“You looked like you were having a good time.”
“I’m paying for it now, I reckon.” He laughed grimly. “That’s the shit you need to deal with when you get to be old, like me. You have a good time, you’re going to be paying for it somehow.”
I helped him back into the car. For the rest of the trip he kept his eyes closed, the passenger seat reclined all the way back. At the party he only had a slice of cake and a two cans of Miller Lite. Certainly not enough to get him sick. But I didn’t bring it up or ask him questions. He was an old man about to leave his home and the only city he’d ever lived in and I suspected that upset him more than he’d let on.

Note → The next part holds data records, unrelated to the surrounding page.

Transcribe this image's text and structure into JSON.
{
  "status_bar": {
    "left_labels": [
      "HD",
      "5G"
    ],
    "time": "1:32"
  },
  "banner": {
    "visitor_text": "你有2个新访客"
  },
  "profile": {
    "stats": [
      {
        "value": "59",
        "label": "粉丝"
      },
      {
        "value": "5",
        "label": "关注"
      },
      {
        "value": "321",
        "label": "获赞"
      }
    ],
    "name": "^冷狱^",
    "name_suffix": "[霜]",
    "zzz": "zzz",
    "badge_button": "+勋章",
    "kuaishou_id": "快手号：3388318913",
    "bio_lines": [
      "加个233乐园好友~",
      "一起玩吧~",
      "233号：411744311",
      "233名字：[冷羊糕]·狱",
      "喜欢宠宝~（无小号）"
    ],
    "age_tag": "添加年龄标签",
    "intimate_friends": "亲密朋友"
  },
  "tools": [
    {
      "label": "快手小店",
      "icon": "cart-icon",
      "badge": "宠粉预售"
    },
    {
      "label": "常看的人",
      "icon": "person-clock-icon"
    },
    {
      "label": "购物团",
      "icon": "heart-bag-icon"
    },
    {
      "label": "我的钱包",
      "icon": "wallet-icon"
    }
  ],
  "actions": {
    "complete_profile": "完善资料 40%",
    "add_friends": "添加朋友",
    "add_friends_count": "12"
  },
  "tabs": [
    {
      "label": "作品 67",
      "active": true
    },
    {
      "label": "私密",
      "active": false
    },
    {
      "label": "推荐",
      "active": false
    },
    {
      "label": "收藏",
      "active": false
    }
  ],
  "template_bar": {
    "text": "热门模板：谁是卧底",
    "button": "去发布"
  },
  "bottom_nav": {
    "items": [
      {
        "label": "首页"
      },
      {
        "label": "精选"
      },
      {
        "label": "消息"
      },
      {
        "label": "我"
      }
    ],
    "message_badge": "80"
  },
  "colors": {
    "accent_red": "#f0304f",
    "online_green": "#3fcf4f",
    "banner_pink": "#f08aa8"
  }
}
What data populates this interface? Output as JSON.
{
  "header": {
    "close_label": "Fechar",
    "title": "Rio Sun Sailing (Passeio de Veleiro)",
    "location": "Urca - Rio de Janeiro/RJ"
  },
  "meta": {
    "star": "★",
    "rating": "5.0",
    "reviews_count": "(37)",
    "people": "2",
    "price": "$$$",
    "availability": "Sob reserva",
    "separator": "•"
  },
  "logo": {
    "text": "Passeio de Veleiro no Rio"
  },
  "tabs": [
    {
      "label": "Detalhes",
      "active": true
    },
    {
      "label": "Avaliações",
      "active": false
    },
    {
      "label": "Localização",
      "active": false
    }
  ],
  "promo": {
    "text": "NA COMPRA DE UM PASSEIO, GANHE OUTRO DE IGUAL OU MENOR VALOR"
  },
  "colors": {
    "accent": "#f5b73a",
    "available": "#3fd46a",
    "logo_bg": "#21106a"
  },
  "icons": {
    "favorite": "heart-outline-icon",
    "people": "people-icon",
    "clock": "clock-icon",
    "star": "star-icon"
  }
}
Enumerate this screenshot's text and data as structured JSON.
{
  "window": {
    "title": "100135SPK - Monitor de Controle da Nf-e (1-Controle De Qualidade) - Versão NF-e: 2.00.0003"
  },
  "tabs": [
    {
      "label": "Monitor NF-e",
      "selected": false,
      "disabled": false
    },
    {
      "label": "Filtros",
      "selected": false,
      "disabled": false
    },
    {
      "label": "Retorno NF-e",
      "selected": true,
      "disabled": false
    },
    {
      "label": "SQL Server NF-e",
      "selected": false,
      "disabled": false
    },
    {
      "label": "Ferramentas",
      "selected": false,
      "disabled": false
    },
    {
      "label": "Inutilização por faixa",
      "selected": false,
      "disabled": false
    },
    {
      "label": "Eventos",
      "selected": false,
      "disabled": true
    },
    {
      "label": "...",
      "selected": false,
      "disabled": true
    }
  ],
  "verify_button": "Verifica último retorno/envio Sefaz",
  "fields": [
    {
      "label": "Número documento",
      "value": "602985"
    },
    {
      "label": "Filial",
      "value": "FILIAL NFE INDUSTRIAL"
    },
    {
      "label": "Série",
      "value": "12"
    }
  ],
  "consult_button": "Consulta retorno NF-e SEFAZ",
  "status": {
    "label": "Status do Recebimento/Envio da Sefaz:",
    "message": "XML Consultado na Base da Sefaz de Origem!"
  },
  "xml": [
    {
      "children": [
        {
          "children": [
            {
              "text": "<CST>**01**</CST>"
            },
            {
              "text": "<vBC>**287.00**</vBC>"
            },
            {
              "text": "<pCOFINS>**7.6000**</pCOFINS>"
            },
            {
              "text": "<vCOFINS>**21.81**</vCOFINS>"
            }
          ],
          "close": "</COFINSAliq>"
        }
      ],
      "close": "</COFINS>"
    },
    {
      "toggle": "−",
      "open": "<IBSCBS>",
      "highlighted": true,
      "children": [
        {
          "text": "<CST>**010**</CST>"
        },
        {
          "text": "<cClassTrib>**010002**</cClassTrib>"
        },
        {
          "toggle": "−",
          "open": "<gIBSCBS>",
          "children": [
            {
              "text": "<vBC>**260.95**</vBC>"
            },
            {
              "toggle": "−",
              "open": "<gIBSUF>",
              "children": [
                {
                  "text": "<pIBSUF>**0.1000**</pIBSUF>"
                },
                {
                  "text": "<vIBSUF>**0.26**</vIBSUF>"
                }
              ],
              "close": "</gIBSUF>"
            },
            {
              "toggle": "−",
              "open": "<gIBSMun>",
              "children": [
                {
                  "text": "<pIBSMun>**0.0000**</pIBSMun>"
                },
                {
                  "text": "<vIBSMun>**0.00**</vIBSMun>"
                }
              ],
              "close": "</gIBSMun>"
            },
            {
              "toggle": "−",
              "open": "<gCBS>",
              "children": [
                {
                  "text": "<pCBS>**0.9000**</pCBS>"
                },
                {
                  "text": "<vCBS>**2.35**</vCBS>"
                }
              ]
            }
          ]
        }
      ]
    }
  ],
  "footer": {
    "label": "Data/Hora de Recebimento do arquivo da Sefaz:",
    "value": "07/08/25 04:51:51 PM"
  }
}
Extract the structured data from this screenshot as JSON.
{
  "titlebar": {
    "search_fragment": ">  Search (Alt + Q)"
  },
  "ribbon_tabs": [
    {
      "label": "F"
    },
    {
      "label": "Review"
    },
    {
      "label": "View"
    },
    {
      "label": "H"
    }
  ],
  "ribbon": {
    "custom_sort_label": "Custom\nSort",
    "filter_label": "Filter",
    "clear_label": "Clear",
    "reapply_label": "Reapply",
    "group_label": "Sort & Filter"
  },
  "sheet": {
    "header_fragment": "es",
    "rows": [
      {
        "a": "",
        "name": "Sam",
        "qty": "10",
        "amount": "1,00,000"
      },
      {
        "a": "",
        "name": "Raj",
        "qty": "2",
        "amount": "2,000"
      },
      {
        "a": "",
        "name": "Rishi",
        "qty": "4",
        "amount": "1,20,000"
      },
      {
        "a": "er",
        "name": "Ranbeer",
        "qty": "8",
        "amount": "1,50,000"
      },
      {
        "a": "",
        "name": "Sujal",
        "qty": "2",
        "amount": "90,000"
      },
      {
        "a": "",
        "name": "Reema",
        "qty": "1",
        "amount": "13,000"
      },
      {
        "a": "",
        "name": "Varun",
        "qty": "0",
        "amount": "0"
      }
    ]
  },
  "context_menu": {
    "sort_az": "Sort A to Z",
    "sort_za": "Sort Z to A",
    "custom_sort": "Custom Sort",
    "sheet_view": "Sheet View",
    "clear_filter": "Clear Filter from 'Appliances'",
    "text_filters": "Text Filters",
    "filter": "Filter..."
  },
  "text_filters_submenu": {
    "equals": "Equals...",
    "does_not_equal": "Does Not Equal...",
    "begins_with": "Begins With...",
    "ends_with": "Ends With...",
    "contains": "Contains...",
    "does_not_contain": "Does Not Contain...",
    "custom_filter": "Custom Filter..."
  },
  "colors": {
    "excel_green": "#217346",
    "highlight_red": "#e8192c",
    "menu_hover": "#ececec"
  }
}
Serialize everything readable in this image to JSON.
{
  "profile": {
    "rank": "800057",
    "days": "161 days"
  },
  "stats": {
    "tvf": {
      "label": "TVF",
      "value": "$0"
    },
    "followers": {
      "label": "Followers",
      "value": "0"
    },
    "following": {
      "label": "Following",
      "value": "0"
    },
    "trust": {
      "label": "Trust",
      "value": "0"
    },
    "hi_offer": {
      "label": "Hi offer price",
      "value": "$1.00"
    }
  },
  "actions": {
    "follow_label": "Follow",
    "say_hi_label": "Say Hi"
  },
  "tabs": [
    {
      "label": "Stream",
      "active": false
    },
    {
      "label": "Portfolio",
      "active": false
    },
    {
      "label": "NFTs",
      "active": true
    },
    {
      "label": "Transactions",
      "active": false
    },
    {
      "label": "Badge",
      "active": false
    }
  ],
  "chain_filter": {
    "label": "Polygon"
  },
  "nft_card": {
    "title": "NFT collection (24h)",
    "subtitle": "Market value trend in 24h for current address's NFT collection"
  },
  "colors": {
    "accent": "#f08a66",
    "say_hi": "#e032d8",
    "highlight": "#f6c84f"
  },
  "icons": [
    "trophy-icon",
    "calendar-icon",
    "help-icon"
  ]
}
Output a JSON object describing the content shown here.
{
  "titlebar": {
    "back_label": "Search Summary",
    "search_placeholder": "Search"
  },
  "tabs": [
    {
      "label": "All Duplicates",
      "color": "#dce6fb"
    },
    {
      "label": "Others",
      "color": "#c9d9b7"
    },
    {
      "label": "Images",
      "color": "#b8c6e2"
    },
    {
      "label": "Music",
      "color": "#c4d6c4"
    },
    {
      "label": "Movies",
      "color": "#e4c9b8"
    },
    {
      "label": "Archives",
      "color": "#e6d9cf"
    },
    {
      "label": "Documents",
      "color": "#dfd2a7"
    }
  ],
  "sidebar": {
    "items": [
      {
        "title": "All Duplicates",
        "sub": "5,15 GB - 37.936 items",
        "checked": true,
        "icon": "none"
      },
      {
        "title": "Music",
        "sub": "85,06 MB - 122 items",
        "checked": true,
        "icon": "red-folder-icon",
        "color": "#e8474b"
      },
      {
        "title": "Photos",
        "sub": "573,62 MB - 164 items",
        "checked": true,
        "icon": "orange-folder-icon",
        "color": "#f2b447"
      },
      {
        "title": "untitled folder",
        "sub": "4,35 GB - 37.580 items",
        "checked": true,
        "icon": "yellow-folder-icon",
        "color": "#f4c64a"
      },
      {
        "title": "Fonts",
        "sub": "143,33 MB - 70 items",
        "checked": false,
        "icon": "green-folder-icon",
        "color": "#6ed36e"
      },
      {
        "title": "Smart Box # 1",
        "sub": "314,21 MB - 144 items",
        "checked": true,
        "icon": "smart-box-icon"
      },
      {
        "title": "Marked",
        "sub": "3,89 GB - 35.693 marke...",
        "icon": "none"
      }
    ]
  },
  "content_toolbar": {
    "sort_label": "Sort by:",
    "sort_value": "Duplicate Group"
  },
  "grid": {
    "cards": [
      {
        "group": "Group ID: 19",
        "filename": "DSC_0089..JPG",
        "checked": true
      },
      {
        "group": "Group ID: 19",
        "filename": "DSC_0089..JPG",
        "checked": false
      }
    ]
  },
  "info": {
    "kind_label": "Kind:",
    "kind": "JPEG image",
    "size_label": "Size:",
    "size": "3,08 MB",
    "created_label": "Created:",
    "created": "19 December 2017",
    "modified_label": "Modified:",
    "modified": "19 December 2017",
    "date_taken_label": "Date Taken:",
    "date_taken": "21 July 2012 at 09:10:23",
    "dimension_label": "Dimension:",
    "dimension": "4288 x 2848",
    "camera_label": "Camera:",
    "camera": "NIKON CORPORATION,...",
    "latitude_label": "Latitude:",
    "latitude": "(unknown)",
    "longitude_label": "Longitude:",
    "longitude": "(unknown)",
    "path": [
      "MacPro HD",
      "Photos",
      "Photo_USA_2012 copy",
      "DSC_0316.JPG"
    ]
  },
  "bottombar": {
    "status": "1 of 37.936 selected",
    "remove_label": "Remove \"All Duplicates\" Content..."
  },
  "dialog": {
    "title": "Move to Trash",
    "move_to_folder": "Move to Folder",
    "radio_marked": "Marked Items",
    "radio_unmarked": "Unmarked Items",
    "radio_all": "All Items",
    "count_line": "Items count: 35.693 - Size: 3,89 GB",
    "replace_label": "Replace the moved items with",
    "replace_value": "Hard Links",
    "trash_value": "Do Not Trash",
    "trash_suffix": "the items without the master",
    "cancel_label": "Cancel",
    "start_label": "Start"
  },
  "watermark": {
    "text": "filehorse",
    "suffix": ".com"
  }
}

Once we were back at his house I sat down in front of him in the den. The house was quiet and dark. I said, “I’ve been thinking about it. I don’t think you should go to Chicago. I think you should stay here. This is your house. You should stay in it.”
“It won’t be my house long if I can’t make my bills.”
“I can help you with that.”
“No you can’t.”
“And why not?”
“Because I won’t let you.”
“But your brother can?”
“Yeah, he can. My brother helping me out, that’s different.”
“A stepson, that’s not allowed?”
“Gary, I love you, man, but we only lived under the same roof for about a month twenty years ago. You were full grown when your mama and me got hitched.” He looked off into the living room, glanced back at me. “I don’t say that to hurt you. We’re friends, Gary. Good friends. But you know as well as me we’ve never been family in any real tight sense. Not really. We’re two grown men with each other. That’s all.”
I laced my fingers together. Leaned back into the sofa. Swallowed hard. “All right. I hear you.”
“If you were five or even ten when your mama and me got together, it’d be different, but that wasn’t how it was.”
A hot, itchy anger coursed through me, but it quickly dispersed. It had never been as apparent before: my mom had her own life with Mike, and little of that life had involved me. I was the son living further south, showing up at Christmas to watch football games with Mike, make drinks in the kitchen with Mom. Arriving again in early May for a few weeks before driving back down to Louisiana to work on one of the fishing boats for the summer.
I stood, took some steps toward the kitchen. “I’ll make us some supper,” I said.
“You don’t have to bother. I’m not feeling that hungry tonight.”
I turned in the doorway, flipped on the corner lamp in the dimming room. “It’s no bother. Whatever you can’t eat, save for tomorrow.”
I imagine his life in Chicago. I see him being wheeled by one of his nephews to the lake and I envision him getting out of his chair and taking his cane and making his slow way across the sand and stopping at the edge of the waves and looking out into the haze where air and water commingle into one. I imagine him going to the Thai place on the corner. I see him chatting with the waitress, an Asian woman in her sixties, flirting with her and asking her what dish he should be ordering today. It’s been a few years since his move. After a while, we fell into the habit of talking about one weekend a month. Some nights I call Mike not long after speaking with Daryl.
As for my time with Ashley, that came to an end. She could tell a good part of me was still married to Isabel, no matter what the divorce papers said. We broke up around the time Mike left Memphis. The day we broke up, I drove over to Mike’s bungalow and let myself in. I had a spare key.
It was cleaned out, of course: all bare walls and bare floorboards. A space of almost heartwrenching austerity. I walked around, drinking a Corona and thinking how it’d be my last time in that place. It was near six and the sun had slanted down and the back of the house facing west was ablaze with the light. I touched the walls. I opened a window and sniffed at the air outside, all chimneysmoke and frosty leaves. An empty house is an awful thing. The sunlight in its rooms is cold and timeless. And there are no curtains to close against that glare.